(Dataset items)
== == ==
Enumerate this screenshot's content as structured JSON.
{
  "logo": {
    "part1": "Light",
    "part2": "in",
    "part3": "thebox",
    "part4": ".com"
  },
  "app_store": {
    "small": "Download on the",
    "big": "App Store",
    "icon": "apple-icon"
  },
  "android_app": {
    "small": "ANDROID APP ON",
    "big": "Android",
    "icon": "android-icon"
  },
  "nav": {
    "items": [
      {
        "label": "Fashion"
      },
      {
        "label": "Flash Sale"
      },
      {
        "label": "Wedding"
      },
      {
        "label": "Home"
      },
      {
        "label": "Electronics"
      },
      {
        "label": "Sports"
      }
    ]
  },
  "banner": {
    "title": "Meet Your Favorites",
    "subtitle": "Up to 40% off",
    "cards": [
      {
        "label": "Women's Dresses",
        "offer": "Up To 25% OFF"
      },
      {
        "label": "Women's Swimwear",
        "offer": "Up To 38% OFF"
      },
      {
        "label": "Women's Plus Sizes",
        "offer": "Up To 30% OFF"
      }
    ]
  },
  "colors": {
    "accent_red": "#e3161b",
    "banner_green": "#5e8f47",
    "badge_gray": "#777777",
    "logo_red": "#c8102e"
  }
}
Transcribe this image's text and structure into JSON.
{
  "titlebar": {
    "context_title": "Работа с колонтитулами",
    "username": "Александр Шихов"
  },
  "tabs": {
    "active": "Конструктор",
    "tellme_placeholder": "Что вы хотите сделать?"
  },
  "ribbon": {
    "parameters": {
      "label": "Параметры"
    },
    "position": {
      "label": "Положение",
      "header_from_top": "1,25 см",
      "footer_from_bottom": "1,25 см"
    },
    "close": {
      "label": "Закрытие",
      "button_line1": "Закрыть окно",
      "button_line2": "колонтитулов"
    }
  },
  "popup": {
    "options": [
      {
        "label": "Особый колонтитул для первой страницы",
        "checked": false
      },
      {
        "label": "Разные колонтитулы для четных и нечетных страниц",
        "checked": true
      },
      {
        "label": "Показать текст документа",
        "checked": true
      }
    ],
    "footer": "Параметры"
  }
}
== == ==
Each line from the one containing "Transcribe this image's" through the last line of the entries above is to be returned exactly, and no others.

__Response to the task__.
Transcribe this image's text and structure into JSON.
{
  "titlebar": {
    "context_title": "Работа с колонтитулами",
    "username": "Александр Шихов"
  },
  "tabs": {
    "active": "Конструктор",
    "tellme_placeholder": "Что вы хотите сделать?"
  },
  "ribbon": {
    "parameters": {
      "label": "Параметры"
    },
    "position": {
      "label": "Положение",
      "header_from_top": "1,25 см",
      "footer_from_bottom": "1,25 см"
    },
    "close": {
      "label": "Закрытие",
      "button_line1": "Закрыть окно",
      "button_line2": "колонтитулов"
    }
  },
  "popup": {
    "options": [
      {
        "label": "Особый колонтитул для первой страницы",
        "checked": false
      },
      {
        "label": "Разные колонтитулы для четных и нечетных страниц",
        "checked": true
      },
      {
        "label": "Показать текст документа",
        "checked": true
      }
    ],
    "footer": "Параметры"
  }
}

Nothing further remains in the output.